The cold weather is about to come to an end, which usually heralds spring, a time of new life. But for some Washington, D.C. residents, it can signal the end of an old as rising temperatures usually mean an increase in the number of evictions in the District. According to the US Marshals Service, there are hundreds of evictions slated in the upcoming weeks.

When temperatures rose to 60 degrees two weeks ago, dozens of evictions occurred daily leaving furniture, household items, documents, personal artifacts and clothing sprawled on the sidewalks. Passersby could be seen stopping their vehicles to scavenge through items, taking valuables, especially mattresses and box springs.

The U.S. Marshals Service (USMS) currently schedules approximately 25 to 40 evictions per day, Monday through Friday. If there is inclement weather such as precipitation or cold temperatures (35 degrees or lower), the evictions scheduled for that day will not take place. In December 2010, there were 138 scheduled evictions, four were executed. In January 2011, there were 441 evictions scheduled; only two were executed.

In 2006, Councilman Marion S. Barry (D-Ward 8) proposed the {Evictions with Dignity Act} which forced the District government to pay storage for 90 days for personal belongings of residents who were evicted. However, it was defeated.
Barry remembered there were 35,000 eviction notices filed last year, and he fears things would get worse in the near future.

“As vicious as this city and country is we need to do something to help those in need,” said Barry, who oversees housing. “Imagine standing there while people drive up and take your personal belongings. Why beat a man when he’s down? There’s should be a way to deal with someone’s personal items until people get on their feet.”

Tenant activists said most of the current evictions are a byproduct of the housing crisis, rising cost in the rental market, high unemployment, the impact of massive immigration, the District’s failure to enforce workforce training programs and the reluctance to oversee its first source law in hiring practices.

“The city needs to address each of the issues rather than piecemeal their efforts if it truly wants to keep current residents living here and stop most of the evictions,” said Lester Cuffie, 56, executive director, DC Coalition for Housing Justice.

At a recent landlord-tenant court session, over a hundred people sat in the courtroom waiting for their cases to be called. The tenants subject to eviction came from public housing to homeowners facing foreclosures.

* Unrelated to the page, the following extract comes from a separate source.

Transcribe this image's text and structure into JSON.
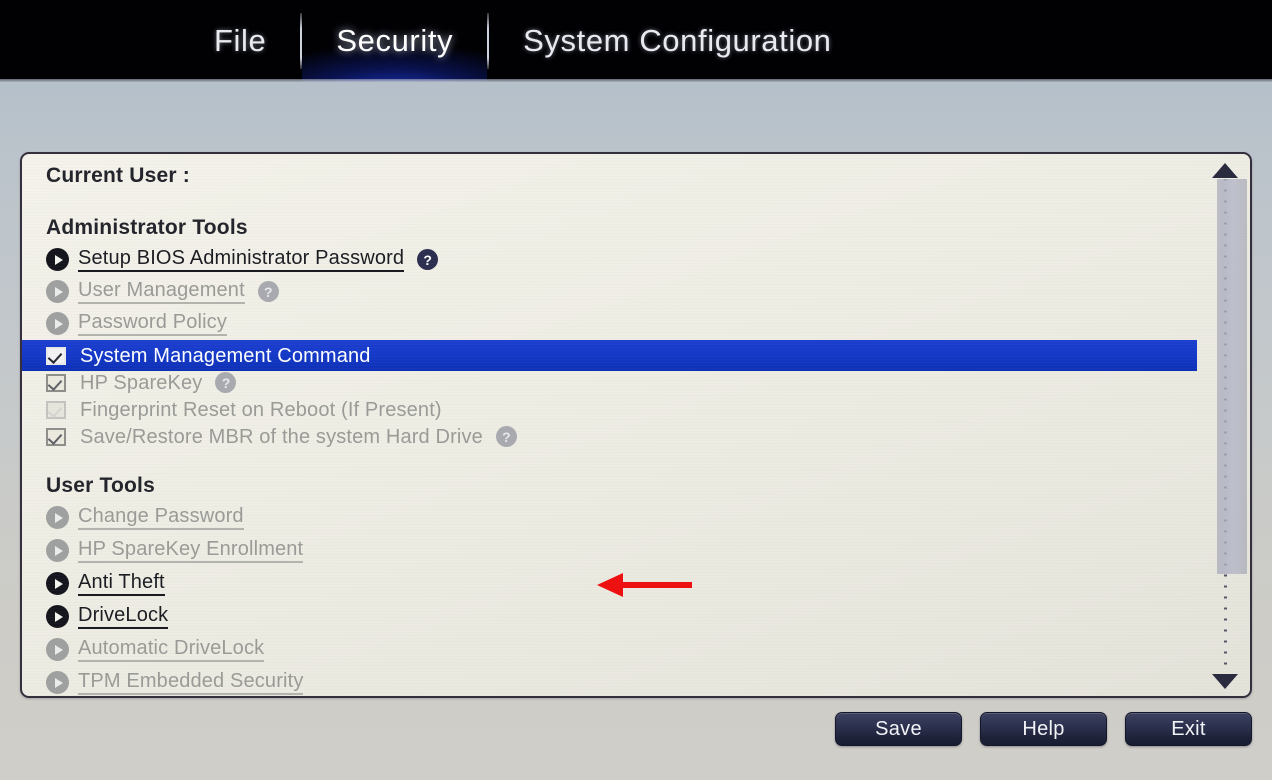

Majestrice Tinch, 56, sat outside the courtroom going through a folder with rental receipts. Tinch was facing eviction because her landlord claimed she failed to pay $441 in cable fees that were incorporated in her rent. However, when she presented the landlord’s attorney with her payment receipts, lease agreement and contract for cable services, he requested a continuance because the landlord’s records seemed to be inaccurate.

“We have suffered so much in the last few years. We had 10 management companies. Some lost our leases and records of payments. No one wants to talk to us from the management companies. No one wants to make repairs. Even the tenant advocacy office seems overwhelmed,” said Tinch.

It has also become quite difficult to obtain emergency rental assistance. “In this economic climate all systems of support and assistance are so overloaded that they have become ineffective,” said the Rev. Graylan Hagler, pastor of the Plymouth Congregational Church and distributor of the DC Emergency Assistance Fund.

Another problem that has arisen from mattresses and box springs thrown out from an eviction is the possible spread of bedbugs, which raises concerns among health officials. “The proper disposal of unused or infested box springs and mattresses is very important in the District, because these items can serve as potential breeding grounds for bedbugs and other insects,” said Mahlori Isaacs, spokesman, DC Department of Health (DOH), in a statement.

Health officials suggest to avoid the spread of bedbugs, residents should properly dispose of unused, unwanted, or infested box springs and mattresses by breaking down box springs, cutting up mattresses and sealing them in plastic bags before putting out for trash collection, and also by labeling items in both English and Spanish to indicate that they are not reusable and are infested with bedbugs.


Valencia Mohammed

Special to the AFRO